**Directions**
Looking at the data that follows, count the lines containing the word "theme" and write down only that count.

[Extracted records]
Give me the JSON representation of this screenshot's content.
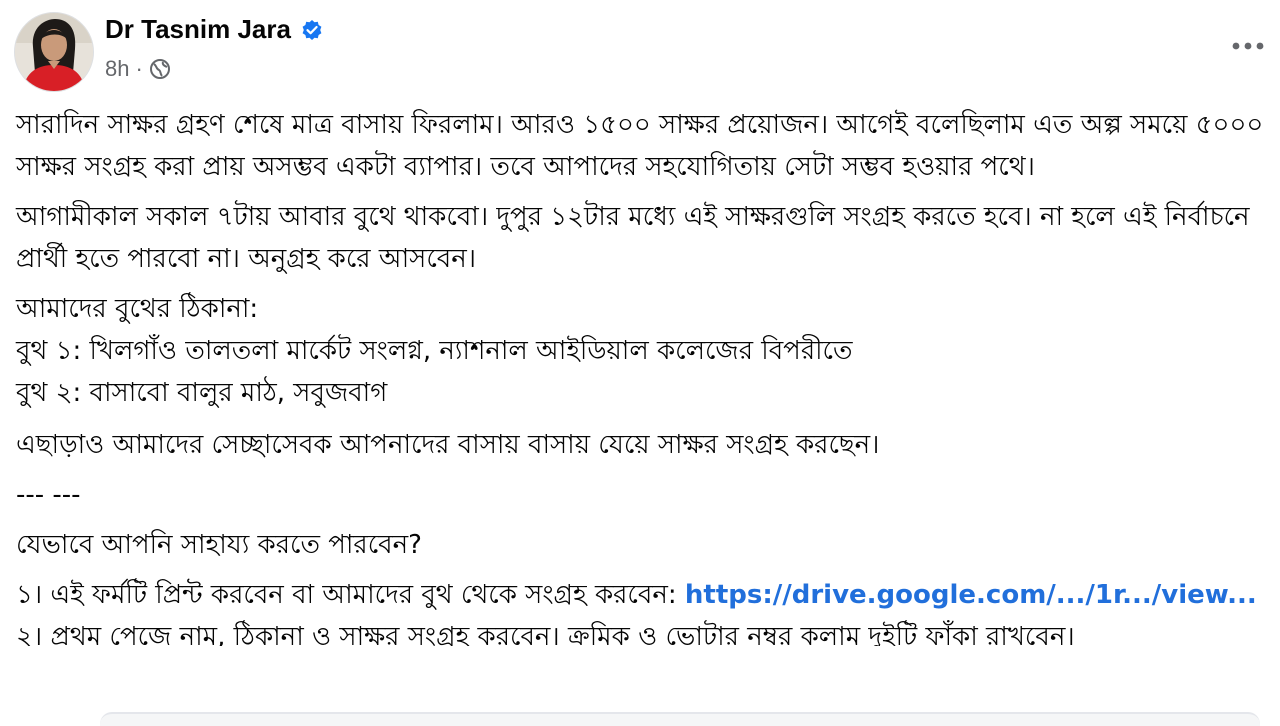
{
  "author": {
    "name": "Dr Tasnim Jara",
    "verified": true
  },
  "meta": {
    "time": "8h",
    "separator": "·",
    "audience_icon": "globe-icon"
  },
  "icons": {
    "more": "more-options-icon",
    "verified": "verified-badge-icon"
  },
  "colors": {
    "link": "#216fdb",
    "verified": "#1877f2",
    "meta": "#65676b",
    "text": "#050505",
    "avatar_shirt": "#d81f26"
  },
  "post": {
    "p1": "সারাদিন সাক্ষর গ্রহণ শেষে মাত্র বাসায় ফিরলাম। আরও ১৫০০ সাক্ষর প্রয়োজন। আগেই বলেছিলাম এত অল্প সময়ে ৫০০০ সাক্ষর সংগ্রহ করা প্রায় অসম্ভব একটা ব্যাপার। তবে আপাদের সহযোগিতায় সেটা সম্ভব হওয়ার পথে।",
    "p2": "আগামীকাল সকাল ৭টায় আবার বুথে থাকবো। দুপুর ১২টার মধ্যে এই সাক্ষরগুলি সংগ্রহ করতে হবে। না হলে এই নির্বাচনে প্রার্থী হতে পারবো না। অনুগ্রহ করে আসবেন।",
    "booth_heading": "আমাদের বুথের ঠিকানা:",
    "booth1": "বুথ ১: খিলগাঁও তালতলা মার্কেট সংলগ্ন, ন্যাশনাল আইডিয়াল কলেজের বিপরীতে",
    "booth2": "বুথ ২: বাসাবো বালুর মাঠ, সবুজবাগ",
    "p4": "এছাড়াও আমাদের সেচ্ছাসেবক আপনাদের বাসায় বাসায় যেয়ে সাক্ষর সংগ্রহ করছেন।",
    "divider": "--- ---",
    "question": "যেভাবে আপনি সাহায্য করতে পারবেন?",
    "step1_text": "১। এই ফর্মটি প্রিন্ট করবেন বা আমাদের বুথ থেকে সংগ্রহ করবেন: ",
    "step1_link": "https://drive.google.com/.../1r.../view...",
    "step2_partial": "২। প্রথম পেজে নাম, ঠিকানা ও সাক্ষর সংগ্রহ করবেন। ক্রমিক ও ভোটার নম্বর কলাম দুইটি ফাঁকা রাখবেন।"
  }
}
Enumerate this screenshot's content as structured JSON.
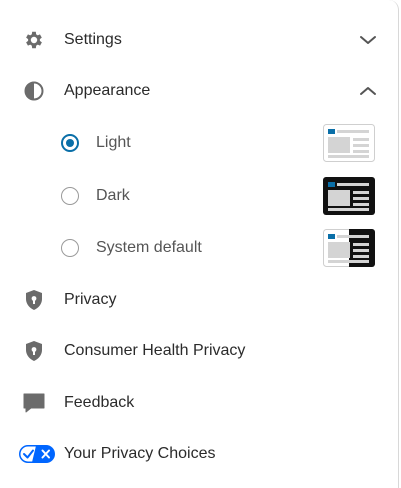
{
  "menu": {
    "settings": {
      "label": "Settings",
      "icon": "gear-icon",
      "expanded": false
    },
    "appearance": {
      "label": "Appearance",
      "icon": "contrast-icon",
      "expanded": true,
      "options": [
        {
          "label": "Light",
          "selected": true,
          "thumbnail": "light-theme-preview"
        },
        {
          "label": "Dark",
          "selected": false,
          "thumbnail": "dark-theme-preview"
        },
        {
          "label": "System default",
          "selected": false,
          "thumbnail": "system-theme-preview"
        }
      ]
    },
    "privacy": {
      "label": "Privacy",
      "icon": "shield-lock-icon"
    },
    "consumer_health_privacy": {
      "label": "Consumer Health Privacy",
      "icon": "shield-lock-icon"
    },
    "feedback": {
      "label": "Feedback",
      "icon": "chat-bubble-icon"
    },
    "privacy_choices": {
      "label": "Your Privacy Choices",
      "icon": "privacy-choices-toggle-icon"
    }
  },
  "colors": {
    "icon_gray": "#6b6b6b",
    "accent_blue": "#0a6fa8",
    "privacy_blue": "#0066ff",
    "text": "#2b2b2b",
    "subtext": "#555555"
  }
}
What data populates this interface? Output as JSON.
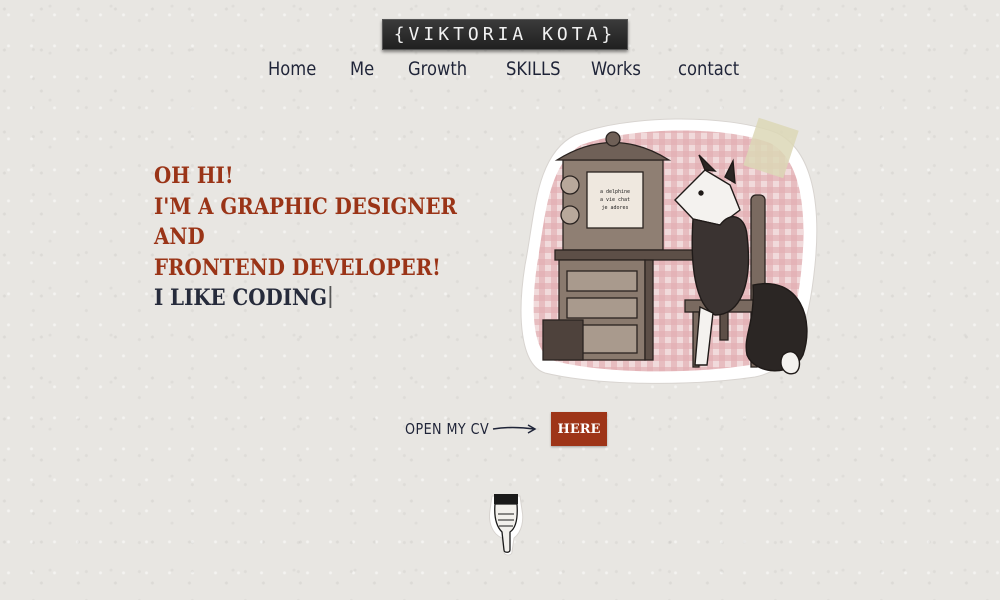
{
  "brand": {
    "logo_text": "{VIKTORIA KOTA}"
  },
  "nav": {
    "items": [
      {
        "label": "Home"
      },
      {
        "label": "Me"
      },
      {
        "label": "Growth"
      },
      {
        "label": "SKILLS"
      },
      {
        "label": "Works"
      },
      {
        "label": "contact"
      }
    ]
  },
  "hero": {
    "lines": [
      "OH HI!",
      "I'M A GRAPHIC DESIGNER",
      "AND",
      "FRONTEND DEVELOPER!"
    ],
    "typed_text": "I LIKE CODING"
  },
  "illustration": {
    "screen_text": [
      "a delphine",
      "a vie chat",
      "je adores"
    ]
  },
  "cv": {
    "label": "OPEN MY CV",
    "button_label": "HERE"
  },
  "icons": {
    "scroll": "pointing-hand-icon",
    "arrow": "arrow-right-icon"
  },
  "colors": {
    "accent": "#9e3518",
    "ink": "#1f2438",
    "paper": "#e8e6e2",
    "blush": "#e8b9bd"
  }
}
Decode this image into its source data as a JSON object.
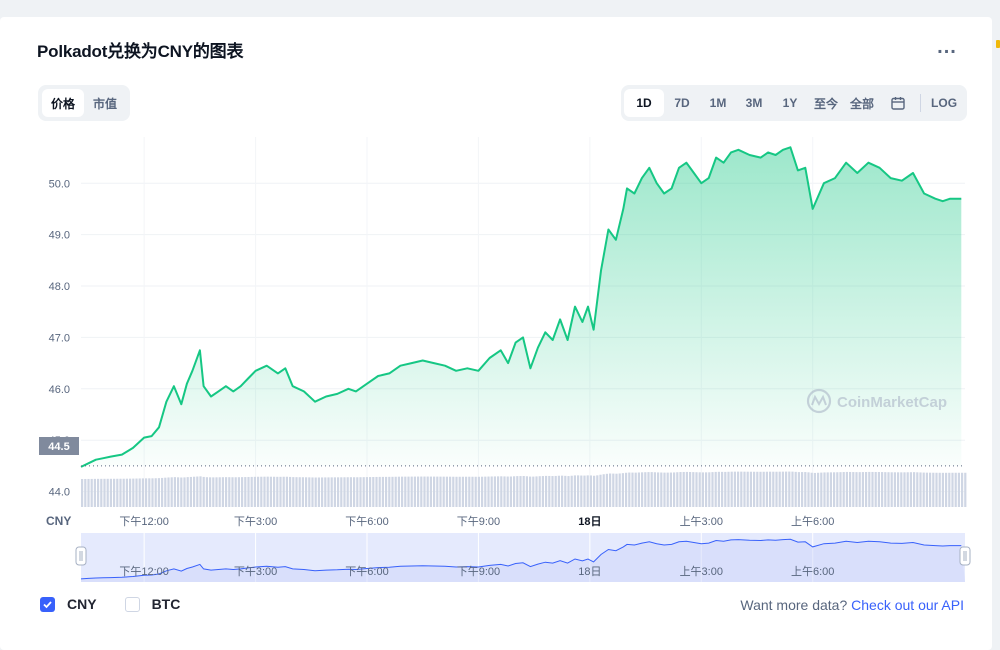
{
  "title": "Polkadot兑换为CNY的图表",
  "more_label": "...",
  "metric_tabs": [
    {
      "label": "价格",
      "active": true
    },
    {
      "label": "市值",
      "active": false
    }
  ],
  "range_tabs": [
    {
      "label": "1D",
      "active": true
    },
    {
      "label": "7D",
      "active": false
    },
    {
      "label": "1M",
      "active": false
    },
    {
      "label": "3M",
      "active": false
    },
    {
      "label": "1Y",
      "active": false
    },
    {
      "label": "至今",
      "active": false
    },
    {
      "label": "全部",
      "active": false
    }
  ],
  "calendar_icon": "calendar-icon",
  "log_label": "LOG",
  "legend": [
    {
      "label": "CNY",
      "checked": true
    },
    {
      "label": "BTC",
      "checked": false
    }
  ],
  "api_prompt": "Want more data?",
  "api_link": "Check out our API",
  "watermark": "CoinMarketCap",
  "colors": {
    "line": "#16c784",
    "accent": "#3861fb",
    "volume": "#cfd6e4",
    "nav_fill": "#e5eafd"
  },
  "chart_data": {
    "type": "area",
    "currency_label": "CNY",
    "ylim": [
      43.7,
      50.9
    ],
    "yticks": [
      44.0,
      45.0,
      46.0,
      47.0,
      48.0,
      49.0,
      50.0
    ],
    "ytick_labels": [
      "44.0",
      "45.0",
      "46.0",
      "47.0",
      "48.0",
      "49.0",
      "50.0"
    ],
    "open_price": 44.5,
    "open_price_label": "44.5",
    "xlim": [
      10.3,
      34.1
    ],
    "xticks": [
      12,
      15,
      18,
      21,
      24,
      27,
      30
    ],
    "xtick_labels": [
      "下午12:00",
      "下午3:00",
      "下午6:00",
      "下午9:00",
      "18日",
      "上午3:00",
      "上午6:00"
    ],
    "x": [
      10.3,
      10.5,
      10.7,
      10.9,
      11.1,
      11.4,
      11.7,
      12.0,
      12.2,
      12.4,
      12.6,
      12.8,
      13.0,
      13.15,
      13.3,
      13.5,
      13.6,
      13.8,
      14.0,
      14.2,
      14.4,
      14.6,
      14.8,
      15.0,
      15.3,
      15.6,
      15.8,
      16.0,
      16.3,
      16.6,
      16.9,
      17.2,
      17.5,
      17.7,
      18.0,
      18.3,
      18.6,
      18.9,
      19.2,
      19.5,
      19.8,
      20.1,
      20.4,
      20.7,
      21.0,
      21.3,
      21.6,
      21.8,
      22.0,
      22.2,
      22.4,
      22.6,
      22.8,
      23.0,
      23.2,
      23.4,
      23.6,
      23.8,
      23.95,
      24.1,
      24.3,
      24.5,
      24.7,
      24.9,
      25.0,
      25.2,
      25.4,
      25.6,
      25.8,
      26.0,
      26.2,
      26.4,
      26.6,
      26.8,
      27.0,
      27.2,
      27.4,
      27.6,
      27.8,
      28.0,
      28.3,
      28.6,
      28.8,
      29.0,
      29.2,
      29.4,
      29.6,
      29.8,
      30.0,
      30.3,
      30.6,
      30.9,
      31.2,
      31.5,
      31.8,
      32.1,
      32.4,
      32.7,
      33.0,
      33.3,
      33.5,
      33.7,
      34.0
    ],
    "y": [
      44.48,
      44.55,
      44.62,
      44.65,
      44.68,
      44.72,
      44.85,
      45.05,
      45.08,
      45.25,
      45.75,
      46.05,
      45.7,
      46.1,
      46.35,
      46.75,
      46.05,
      45.85,
      45.95,
      46.05,
      45.95,
      46.05,
      46.2,
      46.35,
      46.45,
      46.3,
      46.4,
      46.05,
      45.95,
      45.75,
      45.85,
      45.9,
      46.0,
      45.95,
      46.1,
      46.25,
      46.3,
      46.45,
      46.5,
      46.55,
      46.5,
      46.45,
      46.35,
      46.4,
      46.35,
      46.6,
      46.75,
      46.5,
      46.9,
      47.0,
      46.4,
      46.8,
      47.1,
      46.95,
      47.35,
      46.95,
      47.6,
      47.3,
      47.6,
      47.15,
      48.3,
      49.1,
      48.9,
      49.5,
      49.9,
      49.8,
      50.1,
      50.3,
      50.0,
      49.8,
      49.9,
      50.3,
      50.4,
      50.2,
      50.0,
      50.1,
      50.5,
      50.4,
      50.6,
      50.65,
      50.55,
      50.5,
      50.6,
      50.55,
      50.65,
      50.7,
      50.25,
      50.3,
      49.5,
      50.0,
      50.1,
      50.4,
      50.2,
      50.4,
      50.3,
      50.1,
      50.05,
      50.2,
      49.8,
      49.7,
      49.65,
      49.7,
      49.7
    ],
    "nav_xtick_labels": [
      "下午12:00",
      "下午3:00",
      "下午6:00",
      "下午9:00",
      "18日",
      "上午3:00",
      "上午6:00"
    ]
  }
}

**Exercise answer**
3